Postscript by Martin Jean


Martin Jean

November’s launch of the ISM’s interdisciplinary Program in Music and the Black Church was the culmination of a longstanding dream and planning phase. I am grateful to Terrance McQueen for his reflection on it, and doubly grateful to Prof. Braxton Shelley for curating and leading it.

For my part, it represented the best of what the ISM was founded to do. We were honored to spend a life-changing evening with some of the leading Gospel instrumentalists of the age, as well as scholars who have devoted their life to understanding, interpreting, and preserving the meaning of this immense body of work. Dr. Cornel West claims that Gospel music is America’s greatest musical gift to the world. We heard evidence of this on November 3.

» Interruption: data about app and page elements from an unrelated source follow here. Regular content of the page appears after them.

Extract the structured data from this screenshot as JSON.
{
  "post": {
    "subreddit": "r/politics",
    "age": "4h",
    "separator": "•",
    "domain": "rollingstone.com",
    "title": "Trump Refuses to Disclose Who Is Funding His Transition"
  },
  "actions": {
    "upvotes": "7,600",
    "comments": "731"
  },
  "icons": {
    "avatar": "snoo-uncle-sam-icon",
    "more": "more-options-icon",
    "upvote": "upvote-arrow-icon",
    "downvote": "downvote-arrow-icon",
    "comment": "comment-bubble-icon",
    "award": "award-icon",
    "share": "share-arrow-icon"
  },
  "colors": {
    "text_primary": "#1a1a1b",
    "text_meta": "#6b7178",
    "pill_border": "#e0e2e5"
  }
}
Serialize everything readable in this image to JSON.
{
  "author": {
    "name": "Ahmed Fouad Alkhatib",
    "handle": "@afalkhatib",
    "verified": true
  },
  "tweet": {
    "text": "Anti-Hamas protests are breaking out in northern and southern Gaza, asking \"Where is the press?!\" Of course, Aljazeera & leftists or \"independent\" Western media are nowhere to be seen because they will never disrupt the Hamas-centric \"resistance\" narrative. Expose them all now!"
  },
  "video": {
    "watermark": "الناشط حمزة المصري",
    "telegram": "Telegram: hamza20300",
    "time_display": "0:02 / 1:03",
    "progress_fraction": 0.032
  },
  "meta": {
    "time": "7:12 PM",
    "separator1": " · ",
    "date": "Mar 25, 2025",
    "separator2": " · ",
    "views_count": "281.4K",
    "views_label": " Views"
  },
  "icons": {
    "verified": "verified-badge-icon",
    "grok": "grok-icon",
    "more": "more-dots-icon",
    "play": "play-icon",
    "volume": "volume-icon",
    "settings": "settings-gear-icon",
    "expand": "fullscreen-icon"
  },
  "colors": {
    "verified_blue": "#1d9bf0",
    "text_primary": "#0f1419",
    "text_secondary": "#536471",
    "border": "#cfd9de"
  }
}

Marquand was at COVID capacity that evening, and we were joined then and through later viewing by thousands of others who have shared their own thanks for these great gifts. But these thought leaders have made us aware that we were joined by still more – by the people, living and dead, whose life experiences shaped, nurtured, and transmitted this music through the generations. We worshiped that evening with saints and angels and the whole company of heaven, and my heart was overflowing with thanks for this feast of music and prayer.

This event is truly a beginning of a new chapter in ISM’s history. Music and the Black Church is a multi-pronged program that will bring classes, sounds, and practices to Yale through scholars, musicians, and church leaders. It will nurture not only Yale students, but prepare people for ministry in parishes and for leadership in the academy and society. As soon as COVID protocols allow, you will soon be reading about events to engage clergy and church musicians as well as seminars to gather young scholars who are at the beginning of their explorations of these riches. I look forward to learning alongside so many others as we walk down the path together.